Data listing:
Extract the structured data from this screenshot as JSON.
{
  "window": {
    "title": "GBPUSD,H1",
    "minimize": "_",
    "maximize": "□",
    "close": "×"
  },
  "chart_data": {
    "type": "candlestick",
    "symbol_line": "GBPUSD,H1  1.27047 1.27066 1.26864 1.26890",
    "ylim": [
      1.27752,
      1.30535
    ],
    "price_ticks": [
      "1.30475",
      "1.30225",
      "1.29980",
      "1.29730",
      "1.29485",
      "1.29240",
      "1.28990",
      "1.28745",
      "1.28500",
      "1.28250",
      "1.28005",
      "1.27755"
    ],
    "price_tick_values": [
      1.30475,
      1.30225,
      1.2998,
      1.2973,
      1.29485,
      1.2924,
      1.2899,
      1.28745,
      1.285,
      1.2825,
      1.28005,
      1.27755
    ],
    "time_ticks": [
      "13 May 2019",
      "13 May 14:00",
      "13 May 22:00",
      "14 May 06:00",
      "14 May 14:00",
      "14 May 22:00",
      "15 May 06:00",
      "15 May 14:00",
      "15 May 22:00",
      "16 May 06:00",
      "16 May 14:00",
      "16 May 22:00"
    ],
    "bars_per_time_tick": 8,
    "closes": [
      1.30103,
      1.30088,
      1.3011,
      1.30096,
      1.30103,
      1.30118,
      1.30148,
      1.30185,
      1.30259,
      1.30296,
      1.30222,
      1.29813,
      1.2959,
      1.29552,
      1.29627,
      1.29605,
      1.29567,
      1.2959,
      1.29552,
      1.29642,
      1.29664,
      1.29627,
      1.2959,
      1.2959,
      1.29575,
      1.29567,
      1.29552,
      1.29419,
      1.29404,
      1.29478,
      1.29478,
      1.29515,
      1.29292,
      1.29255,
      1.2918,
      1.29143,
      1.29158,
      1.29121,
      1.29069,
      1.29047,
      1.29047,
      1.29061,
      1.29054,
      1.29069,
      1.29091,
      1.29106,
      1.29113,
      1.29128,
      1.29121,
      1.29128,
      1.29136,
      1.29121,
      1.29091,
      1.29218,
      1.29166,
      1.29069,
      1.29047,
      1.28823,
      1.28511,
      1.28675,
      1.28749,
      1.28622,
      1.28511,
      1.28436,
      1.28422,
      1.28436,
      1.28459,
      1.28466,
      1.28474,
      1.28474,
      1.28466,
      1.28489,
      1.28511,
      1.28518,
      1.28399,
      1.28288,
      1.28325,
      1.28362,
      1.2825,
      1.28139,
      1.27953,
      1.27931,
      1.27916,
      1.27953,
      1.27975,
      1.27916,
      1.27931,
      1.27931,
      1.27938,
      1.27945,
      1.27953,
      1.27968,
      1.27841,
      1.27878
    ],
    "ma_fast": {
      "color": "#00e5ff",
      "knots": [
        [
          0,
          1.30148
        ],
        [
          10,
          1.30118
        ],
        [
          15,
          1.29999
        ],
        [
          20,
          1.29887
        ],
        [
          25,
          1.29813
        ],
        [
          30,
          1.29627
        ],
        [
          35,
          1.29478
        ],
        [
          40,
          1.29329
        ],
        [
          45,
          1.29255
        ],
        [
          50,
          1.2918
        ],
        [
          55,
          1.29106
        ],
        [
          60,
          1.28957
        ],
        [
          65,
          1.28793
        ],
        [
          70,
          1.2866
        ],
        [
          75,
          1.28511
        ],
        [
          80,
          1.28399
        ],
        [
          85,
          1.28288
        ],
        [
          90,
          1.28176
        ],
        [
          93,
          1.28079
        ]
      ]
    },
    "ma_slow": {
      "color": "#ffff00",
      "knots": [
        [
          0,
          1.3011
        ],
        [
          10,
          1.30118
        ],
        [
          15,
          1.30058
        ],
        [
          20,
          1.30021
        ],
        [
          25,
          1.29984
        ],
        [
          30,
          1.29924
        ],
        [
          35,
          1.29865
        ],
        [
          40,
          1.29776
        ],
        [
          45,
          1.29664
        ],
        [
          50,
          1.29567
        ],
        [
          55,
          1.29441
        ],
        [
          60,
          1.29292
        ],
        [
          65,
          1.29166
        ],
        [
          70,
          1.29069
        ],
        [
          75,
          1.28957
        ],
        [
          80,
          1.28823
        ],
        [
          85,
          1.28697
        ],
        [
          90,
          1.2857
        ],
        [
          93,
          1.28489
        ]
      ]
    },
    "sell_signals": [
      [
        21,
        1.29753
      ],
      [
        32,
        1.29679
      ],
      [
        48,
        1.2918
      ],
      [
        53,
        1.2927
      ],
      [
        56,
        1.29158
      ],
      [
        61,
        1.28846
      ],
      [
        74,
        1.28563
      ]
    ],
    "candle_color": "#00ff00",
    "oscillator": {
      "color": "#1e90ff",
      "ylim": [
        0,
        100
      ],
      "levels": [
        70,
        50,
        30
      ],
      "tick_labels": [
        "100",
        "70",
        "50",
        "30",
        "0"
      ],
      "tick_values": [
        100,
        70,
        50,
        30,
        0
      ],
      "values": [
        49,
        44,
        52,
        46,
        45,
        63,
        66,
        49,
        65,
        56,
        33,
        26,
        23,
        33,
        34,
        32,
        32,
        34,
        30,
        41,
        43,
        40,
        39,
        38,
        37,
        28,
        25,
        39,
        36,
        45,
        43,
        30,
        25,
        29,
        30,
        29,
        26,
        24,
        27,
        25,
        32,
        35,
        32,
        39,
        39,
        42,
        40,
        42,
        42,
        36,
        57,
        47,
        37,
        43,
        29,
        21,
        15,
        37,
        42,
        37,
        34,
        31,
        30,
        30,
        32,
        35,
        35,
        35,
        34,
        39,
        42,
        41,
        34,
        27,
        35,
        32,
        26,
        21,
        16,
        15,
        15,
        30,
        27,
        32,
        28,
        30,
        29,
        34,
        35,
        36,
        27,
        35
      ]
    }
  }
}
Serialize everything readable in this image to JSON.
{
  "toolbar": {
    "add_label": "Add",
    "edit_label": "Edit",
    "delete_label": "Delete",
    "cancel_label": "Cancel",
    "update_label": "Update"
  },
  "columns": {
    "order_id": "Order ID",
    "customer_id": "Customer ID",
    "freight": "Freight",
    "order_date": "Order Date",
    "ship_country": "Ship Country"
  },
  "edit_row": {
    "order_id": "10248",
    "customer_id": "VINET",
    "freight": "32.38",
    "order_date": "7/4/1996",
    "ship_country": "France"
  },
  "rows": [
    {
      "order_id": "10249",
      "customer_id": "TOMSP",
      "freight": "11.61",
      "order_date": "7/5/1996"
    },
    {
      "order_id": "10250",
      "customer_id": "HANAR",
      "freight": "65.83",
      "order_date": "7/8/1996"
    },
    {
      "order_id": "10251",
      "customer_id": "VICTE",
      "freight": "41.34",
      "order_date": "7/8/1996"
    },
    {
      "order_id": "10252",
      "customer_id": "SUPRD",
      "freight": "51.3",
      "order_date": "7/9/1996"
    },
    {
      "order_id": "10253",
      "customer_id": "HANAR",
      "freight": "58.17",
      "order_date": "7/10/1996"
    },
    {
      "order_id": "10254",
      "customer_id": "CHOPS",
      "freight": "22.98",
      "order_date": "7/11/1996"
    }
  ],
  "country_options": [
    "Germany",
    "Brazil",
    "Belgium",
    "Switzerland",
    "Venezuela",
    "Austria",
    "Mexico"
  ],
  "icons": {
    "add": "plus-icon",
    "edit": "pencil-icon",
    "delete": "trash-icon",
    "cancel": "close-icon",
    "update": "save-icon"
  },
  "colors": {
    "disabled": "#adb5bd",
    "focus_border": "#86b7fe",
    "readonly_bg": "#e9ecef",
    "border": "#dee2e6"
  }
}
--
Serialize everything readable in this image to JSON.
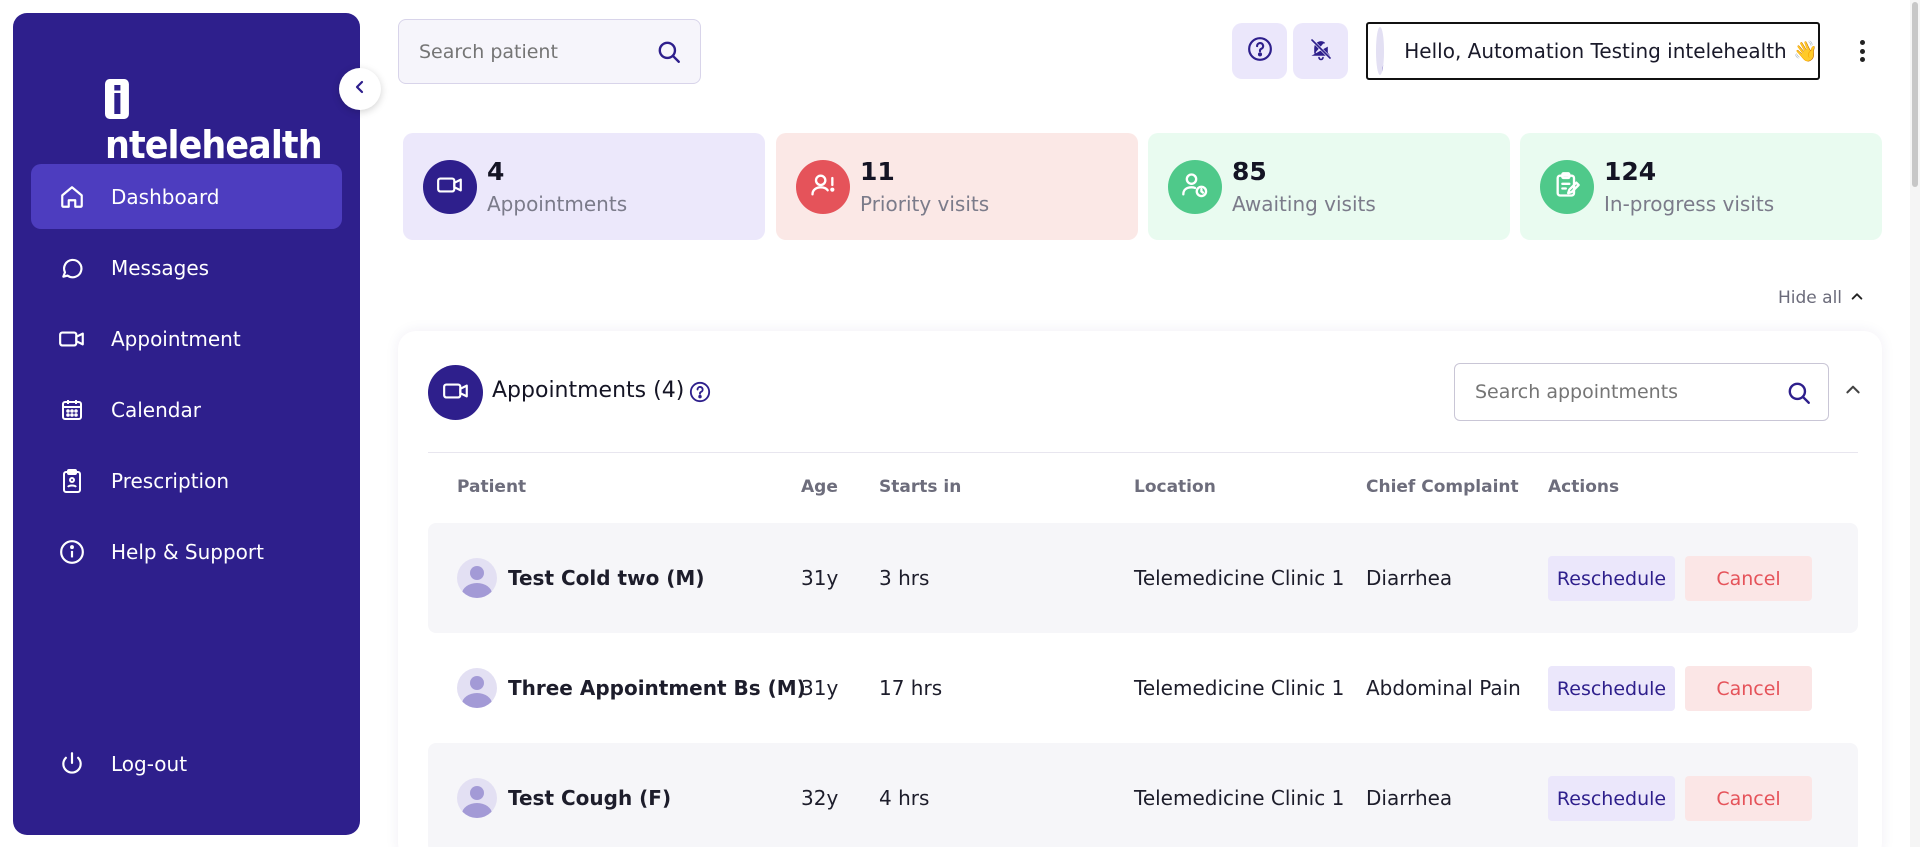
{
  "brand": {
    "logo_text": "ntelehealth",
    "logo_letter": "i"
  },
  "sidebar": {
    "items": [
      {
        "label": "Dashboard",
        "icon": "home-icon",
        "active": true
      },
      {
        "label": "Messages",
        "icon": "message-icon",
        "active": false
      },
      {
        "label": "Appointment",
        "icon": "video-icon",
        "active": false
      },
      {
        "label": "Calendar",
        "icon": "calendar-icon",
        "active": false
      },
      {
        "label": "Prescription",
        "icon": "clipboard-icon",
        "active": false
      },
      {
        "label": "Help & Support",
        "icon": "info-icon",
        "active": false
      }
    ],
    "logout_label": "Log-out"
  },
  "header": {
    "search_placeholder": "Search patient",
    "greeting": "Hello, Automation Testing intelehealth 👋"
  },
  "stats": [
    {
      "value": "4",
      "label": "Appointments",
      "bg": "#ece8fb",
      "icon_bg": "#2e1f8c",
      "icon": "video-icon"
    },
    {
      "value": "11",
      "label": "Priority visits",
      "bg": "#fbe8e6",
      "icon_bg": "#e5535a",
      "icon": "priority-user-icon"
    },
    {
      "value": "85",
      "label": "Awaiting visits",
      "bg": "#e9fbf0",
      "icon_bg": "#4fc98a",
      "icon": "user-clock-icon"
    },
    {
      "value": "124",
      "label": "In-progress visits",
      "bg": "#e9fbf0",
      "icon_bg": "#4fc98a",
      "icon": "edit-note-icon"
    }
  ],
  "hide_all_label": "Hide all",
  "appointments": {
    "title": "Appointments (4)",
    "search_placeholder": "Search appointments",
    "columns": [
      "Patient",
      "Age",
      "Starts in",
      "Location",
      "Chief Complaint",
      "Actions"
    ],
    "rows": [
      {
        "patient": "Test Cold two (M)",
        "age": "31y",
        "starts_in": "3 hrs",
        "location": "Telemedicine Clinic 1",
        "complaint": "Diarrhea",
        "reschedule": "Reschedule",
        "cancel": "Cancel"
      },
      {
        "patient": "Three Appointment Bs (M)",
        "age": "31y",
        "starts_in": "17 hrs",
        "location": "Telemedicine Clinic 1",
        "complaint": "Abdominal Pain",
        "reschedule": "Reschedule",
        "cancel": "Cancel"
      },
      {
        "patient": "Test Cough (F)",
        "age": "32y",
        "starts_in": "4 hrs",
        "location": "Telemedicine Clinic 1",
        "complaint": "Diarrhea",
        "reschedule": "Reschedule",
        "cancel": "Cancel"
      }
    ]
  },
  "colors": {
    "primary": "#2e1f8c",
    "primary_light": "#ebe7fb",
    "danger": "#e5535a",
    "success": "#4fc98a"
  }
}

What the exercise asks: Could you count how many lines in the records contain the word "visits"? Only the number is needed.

Written reply: 3